== WHAT YOU HAVE TO DO ==
Please give the listing again in full, leaving out its images.

--- ENTRIES SHOWN Enclosed Below ---

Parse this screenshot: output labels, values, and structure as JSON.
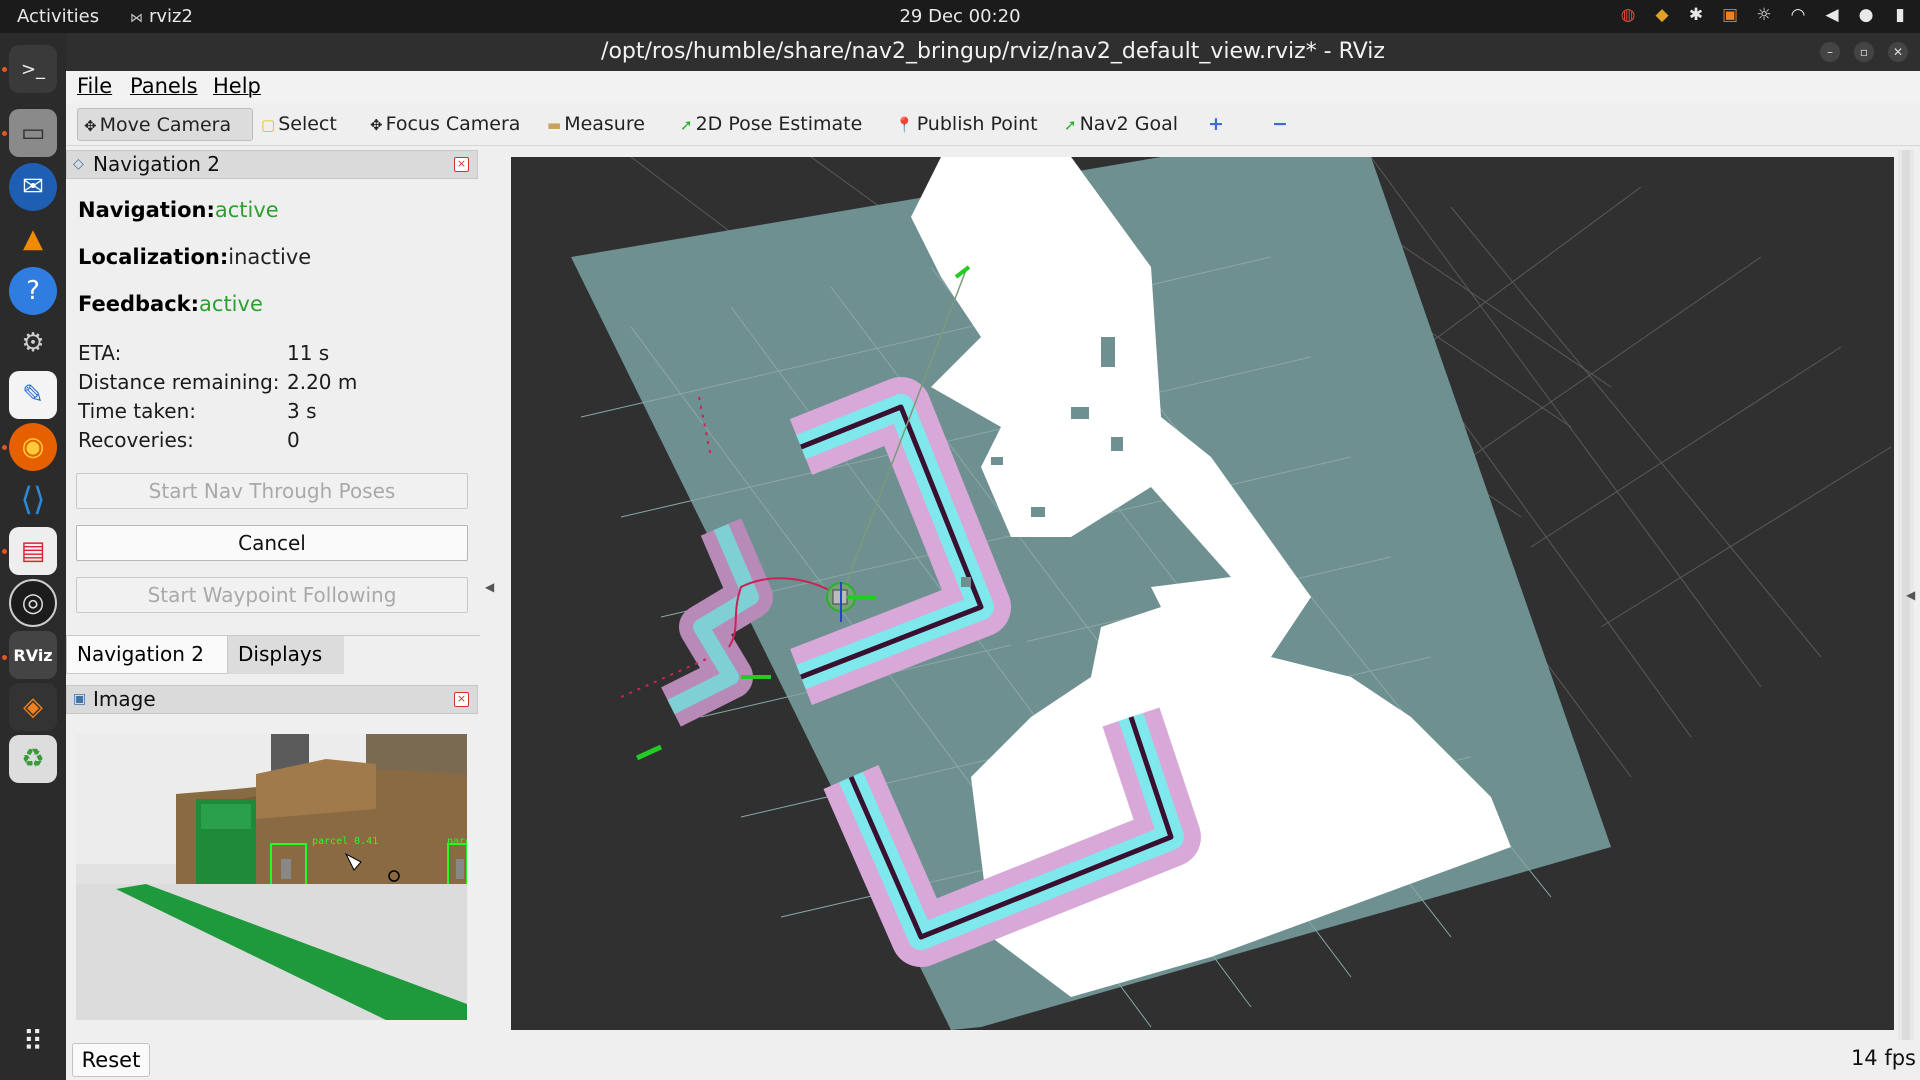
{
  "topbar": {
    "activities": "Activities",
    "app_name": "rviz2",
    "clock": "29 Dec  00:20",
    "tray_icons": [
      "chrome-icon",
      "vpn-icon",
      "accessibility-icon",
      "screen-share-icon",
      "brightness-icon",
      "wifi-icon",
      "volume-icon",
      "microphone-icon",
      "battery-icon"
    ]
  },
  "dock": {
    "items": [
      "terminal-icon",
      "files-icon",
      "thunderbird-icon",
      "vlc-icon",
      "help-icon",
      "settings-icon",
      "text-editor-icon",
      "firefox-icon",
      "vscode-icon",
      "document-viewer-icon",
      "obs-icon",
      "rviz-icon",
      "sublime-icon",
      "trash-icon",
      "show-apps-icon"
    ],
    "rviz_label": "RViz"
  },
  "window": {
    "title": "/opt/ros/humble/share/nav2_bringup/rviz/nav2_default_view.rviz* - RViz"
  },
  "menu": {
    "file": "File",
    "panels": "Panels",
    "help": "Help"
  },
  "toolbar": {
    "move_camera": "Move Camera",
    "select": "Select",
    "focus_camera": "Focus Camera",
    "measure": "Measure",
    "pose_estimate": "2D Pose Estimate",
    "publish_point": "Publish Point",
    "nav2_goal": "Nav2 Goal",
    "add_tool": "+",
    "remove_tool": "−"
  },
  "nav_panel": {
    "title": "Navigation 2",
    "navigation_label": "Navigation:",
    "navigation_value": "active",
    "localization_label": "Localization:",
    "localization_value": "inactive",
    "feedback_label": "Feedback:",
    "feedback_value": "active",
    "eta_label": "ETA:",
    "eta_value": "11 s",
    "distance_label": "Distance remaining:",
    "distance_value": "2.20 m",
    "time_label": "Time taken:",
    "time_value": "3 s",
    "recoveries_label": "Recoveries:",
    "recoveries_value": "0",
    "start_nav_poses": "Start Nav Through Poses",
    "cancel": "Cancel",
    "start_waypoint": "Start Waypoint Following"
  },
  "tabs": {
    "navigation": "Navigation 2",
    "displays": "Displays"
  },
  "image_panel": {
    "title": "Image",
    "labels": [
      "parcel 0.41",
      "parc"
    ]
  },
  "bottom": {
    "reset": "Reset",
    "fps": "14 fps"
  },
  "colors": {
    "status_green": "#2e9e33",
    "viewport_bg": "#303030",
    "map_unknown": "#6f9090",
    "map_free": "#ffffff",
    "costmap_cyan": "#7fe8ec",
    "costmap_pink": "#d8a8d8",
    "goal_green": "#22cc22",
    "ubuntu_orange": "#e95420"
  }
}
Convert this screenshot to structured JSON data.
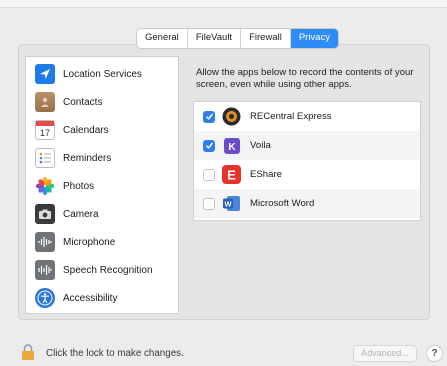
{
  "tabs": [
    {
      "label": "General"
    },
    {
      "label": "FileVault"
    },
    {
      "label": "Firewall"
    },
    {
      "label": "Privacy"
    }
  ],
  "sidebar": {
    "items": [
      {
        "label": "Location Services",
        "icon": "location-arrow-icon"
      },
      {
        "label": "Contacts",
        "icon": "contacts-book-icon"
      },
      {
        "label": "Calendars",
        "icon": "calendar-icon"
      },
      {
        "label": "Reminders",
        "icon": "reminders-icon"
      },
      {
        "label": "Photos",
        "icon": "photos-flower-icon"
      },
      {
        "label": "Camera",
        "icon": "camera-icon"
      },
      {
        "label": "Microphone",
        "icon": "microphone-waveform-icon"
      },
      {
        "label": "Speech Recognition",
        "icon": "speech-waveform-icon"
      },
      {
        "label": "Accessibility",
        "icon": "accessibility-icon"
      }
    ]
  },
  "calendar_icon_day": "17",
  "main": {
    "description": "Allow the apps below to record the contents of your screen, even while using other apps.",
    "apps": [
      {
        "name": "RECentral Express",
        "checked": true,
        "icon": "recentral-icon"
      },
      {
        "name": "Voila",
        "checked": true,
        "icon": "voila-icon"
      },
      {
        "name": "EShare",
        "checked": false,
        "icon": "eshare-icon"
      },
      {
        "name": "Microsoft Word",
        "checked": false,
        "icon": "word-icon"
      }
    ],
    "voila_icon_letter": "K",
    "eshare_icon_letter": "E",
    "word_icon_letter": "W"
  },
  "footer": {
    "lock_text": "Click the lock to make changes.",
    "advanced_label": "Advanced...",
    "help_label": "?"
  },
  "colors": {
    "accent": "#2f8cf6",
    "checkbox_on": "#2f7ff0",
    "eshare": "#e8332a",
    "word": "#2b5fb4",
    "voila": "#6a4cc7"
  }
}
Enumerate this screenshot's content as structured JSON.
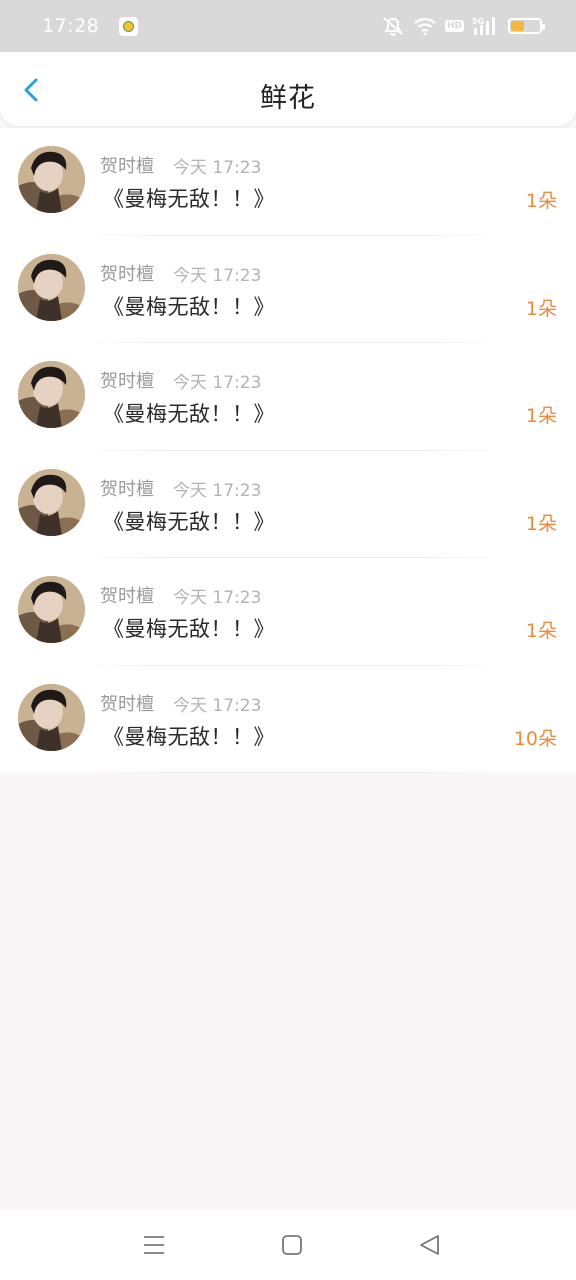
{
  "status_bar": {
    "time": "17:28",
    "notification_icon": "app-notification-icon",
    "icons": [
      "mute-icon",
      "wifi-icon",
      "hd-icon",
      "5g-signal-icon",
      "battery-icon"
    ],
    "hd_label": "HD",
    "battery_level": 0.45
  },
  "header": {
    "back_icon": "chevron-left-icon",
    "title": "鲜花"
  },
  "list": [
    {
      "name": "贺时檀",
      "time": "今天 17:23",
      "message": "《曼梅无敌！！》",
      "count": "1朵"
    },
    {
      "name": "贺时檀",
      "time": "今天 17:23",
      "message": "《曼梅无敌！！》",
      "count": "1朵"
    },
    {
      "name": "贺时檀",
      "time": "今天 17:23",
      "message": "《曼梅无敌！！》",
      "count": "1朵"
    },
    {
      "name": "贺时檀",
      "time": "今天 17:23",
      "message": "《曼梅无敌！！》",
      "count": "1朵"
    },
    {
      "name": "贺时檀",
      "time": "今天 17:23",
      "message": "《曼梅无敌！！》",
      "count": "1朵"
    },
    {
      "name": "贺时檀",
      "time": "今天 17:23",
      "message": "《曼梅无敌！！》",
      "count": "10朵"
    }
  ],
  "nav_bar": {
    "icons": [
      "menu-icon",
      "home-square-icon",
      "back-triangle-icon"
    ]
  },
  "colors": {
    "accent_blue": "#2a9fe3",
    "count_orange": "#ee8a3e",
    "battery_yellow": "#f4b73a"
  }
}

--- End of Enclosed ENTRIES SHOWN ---

== ANSWER BELOW ==
Parse this screenshot: output labels, values, and structure as JSON.
{
  "topbar": {
    "activities": "Activities",
    "app_name": "rviz2",
    "clock": "29 Dec  00:20",
    "tray_icons": [
      "chrome-icon",
      "vpn-icon",
      "accessibility-icon",
      "screen-share-icon",
      "brightness-icon",
      "wifi-icon",
      "volume-icon",
      "microphone-icon",
      "battery-icon"
    ]
  },
  "dock": {
    "items": [
      "terminal-icon",
      "files-icon",
      "thunderbird-icon",
      "vlc-icon",
      "help-icon",
      "settings-icon",
      "text-editor-icon",
      "firefox-icon",
      "vscode-icon",
      "document-viewer-icon",
      "obs-icon",
      "rviz-icon",
      "sublime-icon",
      "trash-icon",
      "show-apps-icon"
    ],
    "rviz_label": "RViz"
  },
  "window": {
    "title": "/opt/ros/humble/share/nav2_bringup/rviz/nav2_default_view.rviz* - RViz"
  },
  "menu": {
    "file": "File",
    "panels": "Panels",
    "help": "Help"
  },
  "toolbar": {
    "move_camera": "Move Camera",
    "select": "Select",
    "focus_camera": "Focus Camera",
    "measure": "Measure",
    "pose_estimate": "2D Pose Estimate",
    "publish_point": "Publish Point",
    "nav2_goal": "Nav2 Goal",
    "add_tool": "+",
    "remove_tool": "−"
  },
  "nav_panel": {
    "title": "Navigation 2",
    "navigation_label": "Navigation:",
    "navigation_value": "active",
    "localization_label": "Localization:",
    "localization_value": "inactive",
    "feedback_label": "Feedback:",
    "feedback_value": "active",
    "eta_label": "ETA:",
    "eta_value": "11 s",
    "distance_label": "Distance remaining:",
    "distance_value": "2.20 m",
    "time_label": "Time taken:",
    "time_value": "3 s",
    "recoveries_label": "Recoveries:",
    "recoveries_value": "0",
    "start_nav_poses": "Start Nav Through Poses",
    "cancel": "Cancel",
    "start_waypoint": "Start Waypoint Following"
  },
  "tabs": {
    "navigation": "Navigation 2",
    "displays": "Displays"
  },
  "image_panel": {
    "title": "Image",
    "labels": [
      "parcel 0.41",
      "parc"
    ]
  },
  "bottom": {
    "reset": "Reset",
    "fps": "14 fps"
  },
  "colors": {
    "status_green": "#2e9e33",
    "viewport_bg": "#303030",
    "map_unknown": "#6f9090",
    "map_free": "#ffffff",
    "costmap_cyan": "#7fe8ec",
    "costmap_pink": "#d8a8d8",
    "goal_green": "#22cc22",
    "ubuntu_orange": "#e95420"
  }
}
Convert this screenshot to structured JSON data.
{
  "tabs": [
    {
      "label": "General"
    },
    {
      "label": "FileVault"
    },
    {
      "label": "Firewall"
    },
    {
      "label": "Privacy"
    }
  ],
  "sidebar": {
    "items": [
      {
        "label": "Location Services",
        "icon": "location-arrow-icon"
      },
      {
        "label": "Contacts",
        "icon": "contacts-book-icon"
      },
      {
        "label": "Calendars",
        "icon": "calendar-icon"
      },
      {
        "label": "Reminders",
        "icon": "reminders-icon"
      },
      {
        "label": "Photos",
        "icon": "photos-flower-icon"
      },
      {
        "label": "Camera",
        "icon": "camera-icon"
      },
      {
        "label": "Microphone",
        "icon": "microphone-waveform-icon"
      },
      {
        "label": "Speech Recognition",
        "icon": "speech-waveform-icon"
      },
      {
        "label": "Accessibility",
        "icon": "accessibility-icon"
      }
    ]
  },
  "calendar_icon_day": "17",
  "main": {
    "description": "Allow the apps below to record the contents of your screen, even while using other apps.",
    "apps": [
      {
        "name": "RECentral Express",
        "checked": true,
        "icon": "recentral-icon"
      },
      {
        "name": "Voila",
        "checked": true,
        "icon": "voila-icon"
      },
      {
        "name": "EShare",
        "checked": false,
        "icon": "eshare-icon"
      },
      {
        "name": "Microsoft Word",
        "checked": false,
        "icon": "word-icon"
      }
    ],
    "voila_icon_letter": "K",
    "eshare_icon_letter": "E",
    "word_icon_letter": "W"
  },
  "footer": {
    "lock_text": "Click the lock to make changes.",
    "advanced_label": "Advanced...",
    "help_label": "?"
  },
  "colors": {
    "accent": "#2f8cf6",
    "checkbox_on": "#2f7ff0",
    "eshare": "#e8332a",
    "word": "#2b5fb4",
    "voila": "#6a4cc7"
  }
}
Enumerate this screenshot's content as structured JSON.
{
  "status_bar": {
    "time": "17:28",
    "notification_icon": "app-notification-icon",
    "icons": [
      "mute-icon",
      "wifi-icon",
      "hd-icon",
      "5g-signal-icon",
      "battery-icon"
    ],
    "hd_label": "HD",
    "battery_level": 0.45
  },
  "header": {
    "back_icon": "chevron-left-icon",
    "title": "鲜花"
  },
  "list": [
    {
      "name": "贺时檀",
      "time": "今天 17:23",
      "message": "《曼梅无敌！！》",
      "count": "1朵"
    },
    {
      "name": "贺时檀",
      "time": "今天 17:23",
      "message": "《曼梅无敌！！》",
      "count": "1朵"
    },
    {
      "name": "贺时檀",
      "time": "今天 17:23",
      "message": "《曼梅无敌！！》",
      "count": "1朵"
    },
    {
      "name": "贺时檀",
      "time": "今天 17:23",
      "message": "《曼梅无敌！！》",
      "count": "1朵"
    },
    {
      "name": "贺时檀",
      "time": "今天 17:23",
      "message": "《曼梅无敌！！》",
      "count": "1朵"
    },
    {
      "name": "贺时檀",
      "time": "今天 17:23",
      "message": "《曼梅无敌！！》",
      "count": "10朵"
    }
  ],
  "nav_bar": {
    "icons": [
      "menu-icon",
      "home-square-icon",
      "back-triangle-icon"
    ]
  },
  "colors": {
    "accent_blue": "#2a9fe3",
    "count_orange": "#ee8a3e",
    "battery_yellow": "#f4b73a"
  }
}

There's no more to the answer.